### Records supplied ###

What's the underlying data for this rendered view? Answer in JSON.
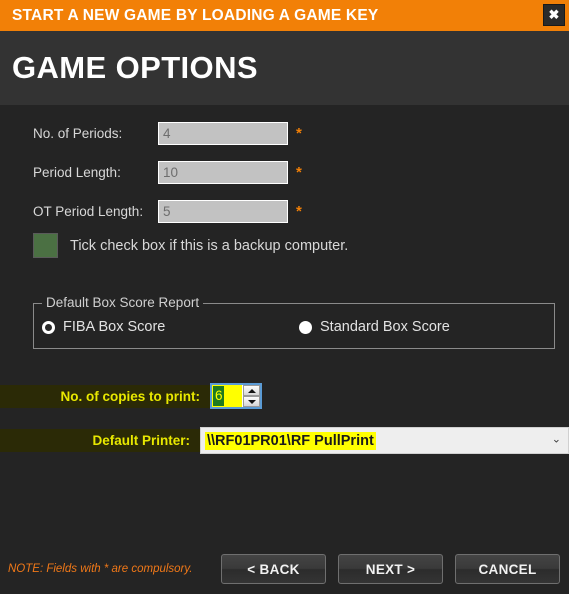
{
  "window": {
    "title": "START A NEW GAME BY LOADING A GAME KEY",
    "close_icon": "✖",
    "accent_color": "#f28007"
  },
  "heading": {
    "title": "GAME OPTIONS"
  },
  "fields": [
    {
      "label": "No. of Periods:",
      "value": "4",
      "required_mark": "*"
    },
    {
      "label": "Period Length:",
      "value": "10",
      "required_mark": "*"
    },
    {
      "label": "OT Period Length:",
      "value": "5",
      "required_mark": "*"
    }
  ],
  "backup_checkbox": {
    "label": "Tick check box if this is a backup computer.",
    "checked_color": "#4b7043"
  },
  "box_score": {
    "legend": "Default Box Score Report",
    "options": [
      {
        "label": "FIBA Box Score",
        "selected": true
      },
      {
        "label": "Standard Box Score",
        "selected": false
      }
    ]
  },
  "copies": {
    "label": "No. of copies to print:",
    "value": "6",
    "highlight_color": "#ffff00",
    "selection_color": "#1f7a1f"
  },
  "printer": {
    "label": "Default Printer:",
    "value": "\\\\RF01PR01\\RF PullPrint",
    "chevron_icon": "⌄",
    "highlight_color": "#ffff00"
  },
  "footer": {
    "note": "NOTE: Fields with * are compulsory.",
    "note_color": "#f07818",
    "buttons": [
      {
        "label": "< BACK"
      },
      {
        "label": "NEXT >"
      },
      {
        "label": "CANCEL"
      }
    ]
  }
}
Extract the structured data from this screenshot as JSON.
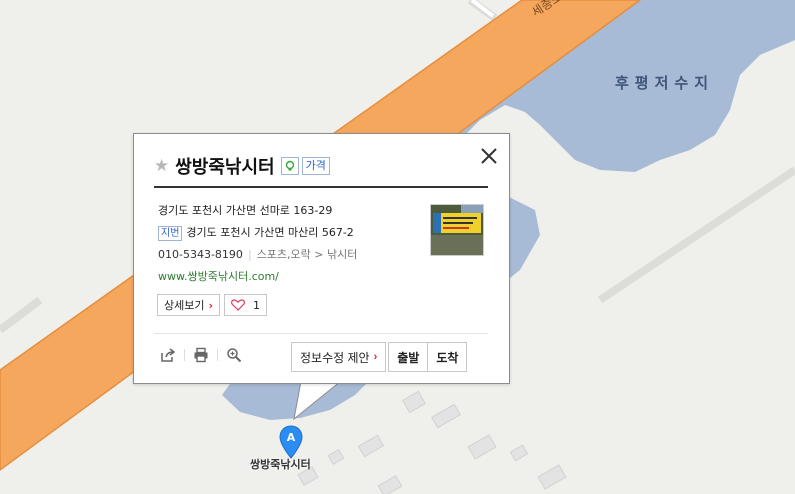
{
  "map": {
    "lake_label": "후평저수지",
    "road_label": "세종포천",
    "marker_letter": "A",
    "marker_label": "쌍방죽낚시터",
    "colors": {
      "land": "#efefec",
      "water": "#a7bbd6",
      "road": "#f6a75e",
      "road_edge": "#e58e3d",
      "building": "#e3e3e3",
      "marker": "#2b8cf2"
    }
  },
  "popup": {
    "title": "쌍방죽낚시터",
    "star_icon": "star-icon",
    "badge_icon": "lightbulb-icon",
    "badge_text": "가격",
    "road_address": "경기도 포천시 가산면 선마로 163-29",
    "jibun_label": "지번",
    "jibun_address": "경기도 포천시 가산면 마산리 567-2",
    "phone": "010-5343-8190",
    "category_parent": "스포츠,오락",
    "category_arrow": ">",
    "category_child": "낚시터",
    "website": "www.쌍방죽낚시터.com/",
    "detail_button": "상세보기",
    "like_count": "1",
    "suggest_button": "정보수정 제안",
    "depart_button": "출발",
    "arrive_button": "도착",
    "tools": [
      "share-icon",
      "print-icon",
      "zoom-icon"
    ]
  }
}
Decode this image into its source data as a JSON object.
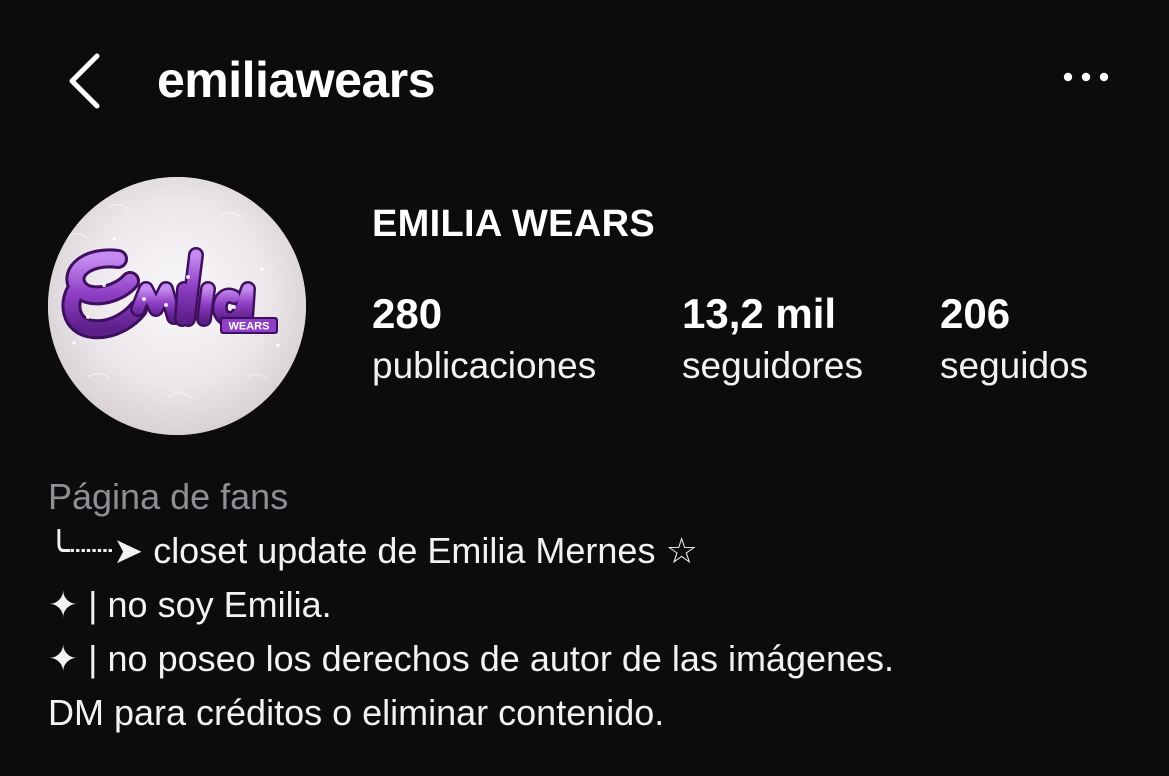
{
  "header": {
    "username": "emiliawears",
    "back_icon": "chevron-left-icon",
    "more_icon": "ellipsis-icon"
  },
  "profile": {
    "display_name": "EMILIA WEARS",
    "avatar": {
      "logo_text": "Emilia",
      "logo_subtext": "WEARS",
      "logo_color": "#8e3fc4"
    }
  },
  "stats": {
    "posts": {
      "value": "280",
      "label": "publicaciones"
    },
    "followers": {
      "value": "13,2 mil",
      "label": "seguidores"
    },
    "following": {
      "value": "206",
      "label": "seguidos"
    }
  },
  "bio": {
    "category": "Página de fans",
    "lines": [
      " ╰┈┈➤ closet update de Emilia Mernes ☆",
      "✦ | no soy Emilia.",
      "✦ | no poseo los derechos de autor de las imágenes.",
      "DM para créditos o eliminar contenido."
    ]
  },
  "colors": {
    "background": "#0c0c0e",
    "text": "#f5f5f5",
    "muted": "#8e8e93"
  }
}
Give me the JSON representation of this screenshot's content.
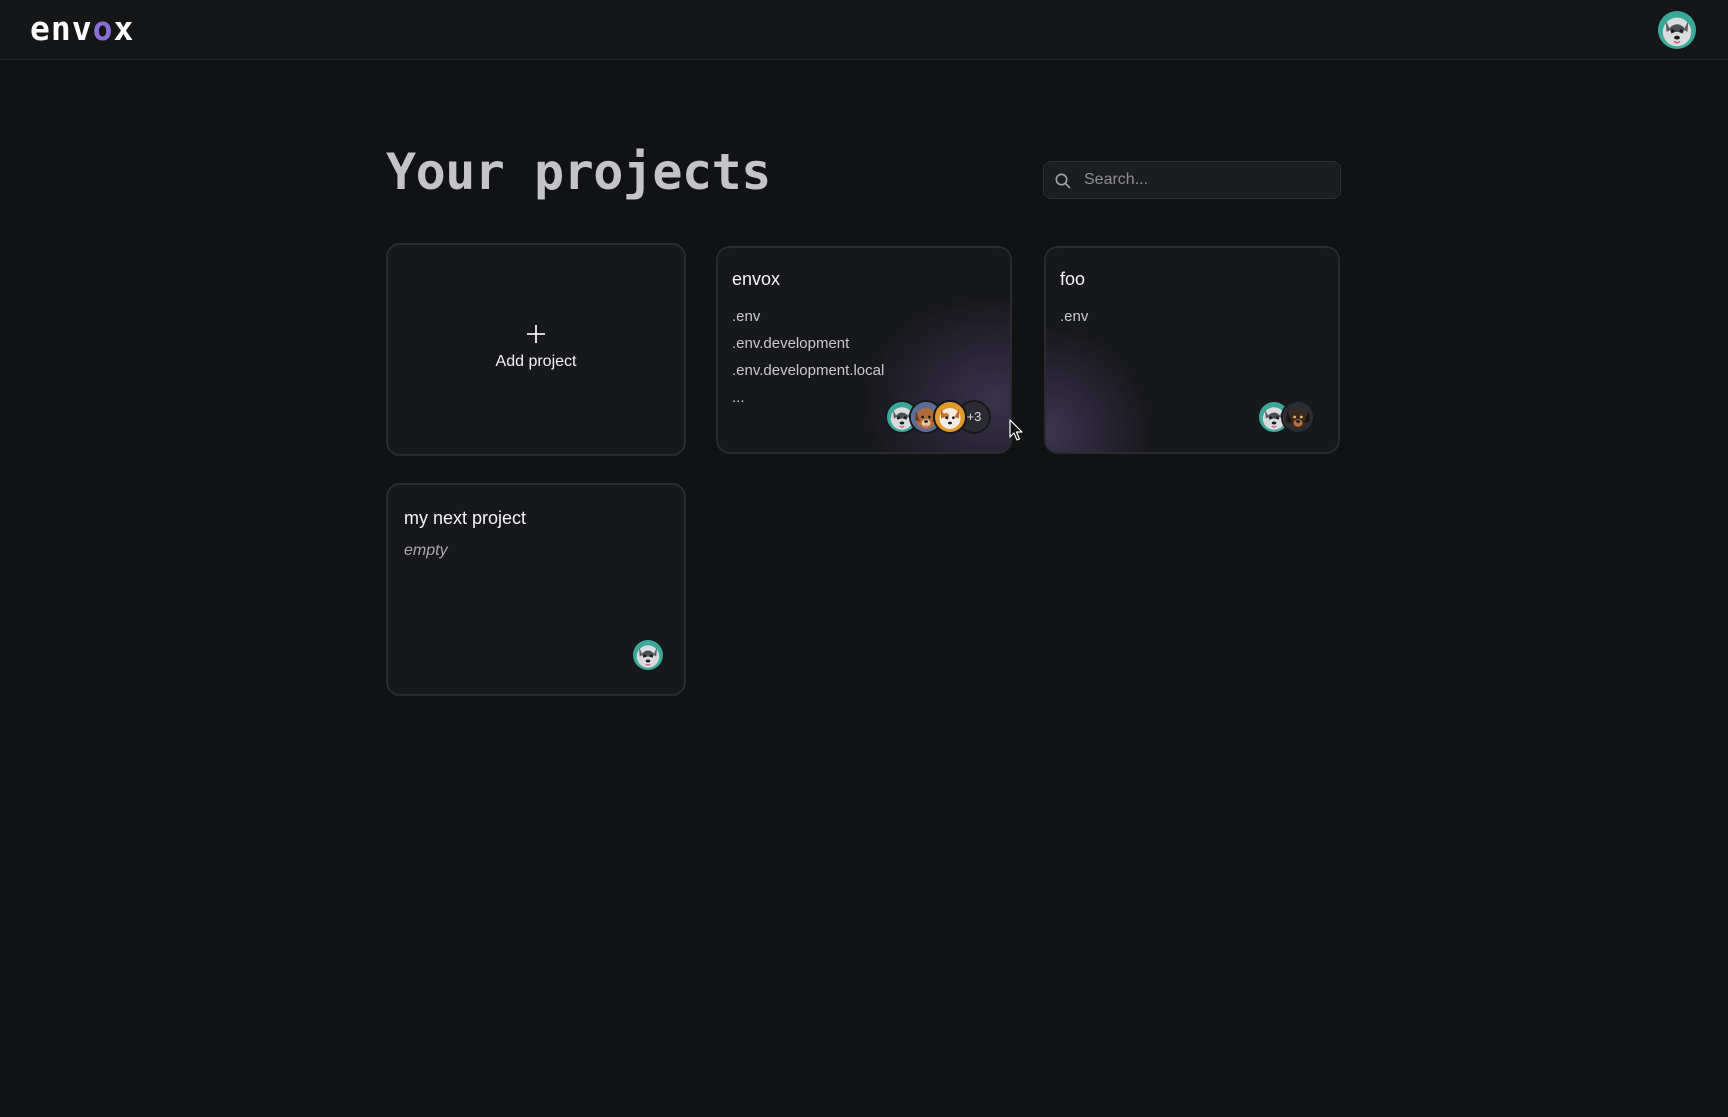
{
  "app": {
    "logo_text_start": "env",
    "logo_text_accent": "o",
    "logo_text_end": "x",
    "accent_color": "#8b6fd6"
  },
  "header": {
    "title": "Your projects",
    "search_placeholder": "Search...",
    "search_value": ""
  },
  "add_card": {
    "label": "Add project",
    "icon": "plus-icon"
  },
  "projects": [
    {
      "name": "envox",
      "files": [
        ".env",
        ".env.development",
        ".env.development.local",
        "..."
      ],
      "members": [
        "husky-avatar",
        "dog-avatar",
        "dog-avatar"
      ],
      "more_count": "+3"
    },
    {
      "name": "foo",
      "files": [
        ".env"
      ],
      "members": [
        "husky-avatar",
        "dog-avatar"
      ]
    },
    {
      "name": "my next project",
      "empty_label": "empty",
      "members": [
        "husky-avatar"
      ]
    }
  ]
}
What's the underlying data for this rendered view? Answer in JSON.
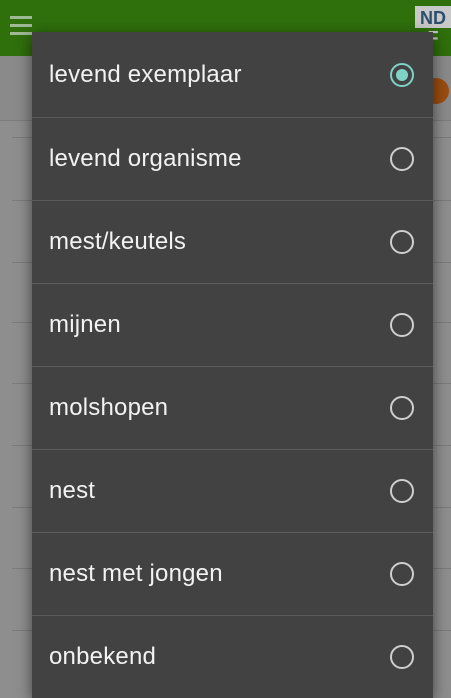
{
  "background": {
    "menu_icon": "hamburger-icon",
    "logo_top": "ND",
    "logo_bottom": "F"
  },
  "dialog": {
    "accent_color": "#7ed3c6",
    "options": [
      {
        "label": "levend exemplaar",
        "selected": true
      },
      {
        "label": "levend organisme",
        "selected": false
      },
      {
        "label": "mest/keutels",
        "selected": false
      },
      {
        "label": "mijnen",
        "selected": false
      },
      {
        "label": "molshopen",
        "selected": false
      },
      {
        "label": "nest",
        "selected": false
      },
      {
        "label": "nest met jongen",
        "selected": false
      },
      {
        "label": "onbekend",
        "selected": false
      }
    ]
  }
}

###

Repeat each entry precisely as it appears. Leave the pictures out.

Reply to the exercise |
What's the underlying data for this rendered view? Answer in JSON.
{
  "window": {
    "title": "START A NEW GAME BY LOADING A GAME KEY",
    "close_icon": "✖",
    "accent_color": "#f28007"
  },
  "heading": {
    "title": "GAME OPTIONS"
  },
  "fields": [
    {
      "label": "No. of Periods:",
      "value": "4",
      "required_mark": "*"
    },
    {
      "label": "Period Length:",
      "value": "10",
      "required_mark": "*"
    },
    {
      "label": "OT Period Length:",
      "value": "5",
      "required_mark": "*"
    }
  ],
  "backup_checkbox": {
    "label": "Tick check box if this is a backup computer.",
    "checked_color": "#4b7043"
  },
  "box_score": {
    "legend": "Default Box Score Report",
    "options": [
      {
        "label": "FIBA Box Score",
        "selected": true
      },
      {
        "label": "Standard Box Score",
        "selected": false
      }
    ]
  },
  "copies": {
    "label": "No. of copies to print:",
    "value": "6",
    "highlight_color": "#ffff00",
    "selection_color": "#1f7a1f"
  },
  "printer": {
    "label": "Default Printer:",
    "value": "\\\\RF01PR01\\RF PullPrint",
    "chevron_icon": "⌄",
    "highlight_color": "#ffff00"
  },
  "footer": {
    "note": "NOTE: Fields with * are compulsory.",
    "note_color": "#f07818",
    "buttons": [
      {
        "label": "< BACK"
      },
      {
        "label": "NEXT >"
      },
      {
        "label": "CANCEL"
      }
    ]
  }
}
Extract the structured data from this screenshot as JSON.
{
  "map": {
    "lake_label": "후평저수지",
    "road_label": "세종포천",
    "marker_letter": "A",
    "marker_label": "쌍방죽낚시터",
    "colors": {
      "land": "#efefec",
      "water": "#a7bbd6",
      "road": "#f6a75e",
      "road_edge": "#e58e3d",
      "building": "#e3e3e3",
      "marker": "#2b8cf2"
    }
  },
  "popup": {
    "title": "쌍방죽낚시터",
    "star_icon": "star-icon",
    "badge_icon": "lightbulb-icon",
    "badge_text": "가격",
    "road_address": "경기도 포천시 가산면 선마로 163-29",
    "jibun_label": "지번",
    "jibun_address": "경기도 포천시 가산면 마산리 567-2",
    "phone": "010-5343-8190",
    "category_parent": "스포츠,오락",
    "category_arrow": ">",
    "category_child": "낚시터",
    "website": "www.쌍방죽낚시터.com/",
    "detail_button": "상세보기",
    "like_count": "1",
    "suggest_button": "정보수정 제안",
    "depart_button": "출발",
    "arrive_button": "도착",
    "tools": [
      "share-icon",
      "print-icon",
      "zoom-icon"
    ]
  }
}
Decode this image into its source data as a JSON object.
{
  "header": {
    "username": "emiliawears",
    "back_icon": "chevron-left-icon",
    "more_icon": "ellipsis-icon"
  },
  "profile": {
    "display_name": "EMILIA WEARS",
    "avatar": {
      "logo_text": "Emilia",
      "logo_subtext": "WEARS",
      "logo_color": "#8e3fc4"
    }
  },
  "stats": {
    "posts": {
      "value": "280",
      "label": "publicaciones"
    },
    "followers": {
      "value": "13,2 mil",
      "label": "seguidores"
    },
    "following": {
      "value": "206",
      "label": "seguidos"
    }
  },
  "bio": {
    "category": "Página de fans",
    "lines": [
      " ╰┈┈➤ closet update de Emilia Mernes ☆",
      "✦ | no soy Emilia.",
      "✦ | no poseo los derechos de autor de las imágenes.",
      "DM para créditos o eliminar contenido."
    ]
  },
  "colors": {
    "background": "#0c0c0e",
    "text": "#f5f5f5",
    "muted": "#8e8e93"
  }
}
Give me the JSON representation of this screenshot's content.
{
  "app": {
    "logo_text_start": "env",
    "logo_text_accent": "o",
    "logo_text_end": "x",
    "accent_color": "#8b6fd6"
  },
  "header": {
    "title": "Your projects",
    "search_placeholder": "Search...",
    "search_value": ""
  },
  "add_card": {
    "label": "Add project",
    "icon": "plus-icon"
  },
  "projects": [
    {
      "name": "envox",
      "files": [
        ".env",
        ".env.development",
        ".env.development.local",
        "..."
      ],
      "members": [
        "husky-avatar",
        "dog-avatar",
        "dog-avatar"
      ],
      "more_count": "+3"
    },
    {
      "name": "foo",
      "files": [
        ".env"
      ],
      "members": [
        "husky-avatar",
        "dog-avatar"
      ]
    },
    {
      "name": "my next project",
      "empty_label": "empty",
      "members": [
        "husky-avatar"
      ]
    }
  ]
}
What's the underlying data for this rendered view? Answer in JSON.
{
  "background": {
    "menu_icon": "hamburger-icon",
    "logo_top": "ND",
    "logo_bottom": "F"
  },
  "dialog": {
    "accent_color": "#7ed3c6",
    "options": [
      {
        "label": "levend exemplaar",
        "selected": true
      },
      {
        "label": "levend organisme",
        "selected": false
      },
      {
        "label": "mest/keutels",
        "selected": false
      },
      {
        "label": "mijnen",
        "selected": false
      },
      {
        "label": "molshopen",
        "selected": false
      },
      {
        "label": "nest",
        "selected": false
      },
      {
        "label": "nest met jongen",
        "selected": false
      },
      {
        "label": "onbekend",
        "selected": false
      }
    ]
  }
}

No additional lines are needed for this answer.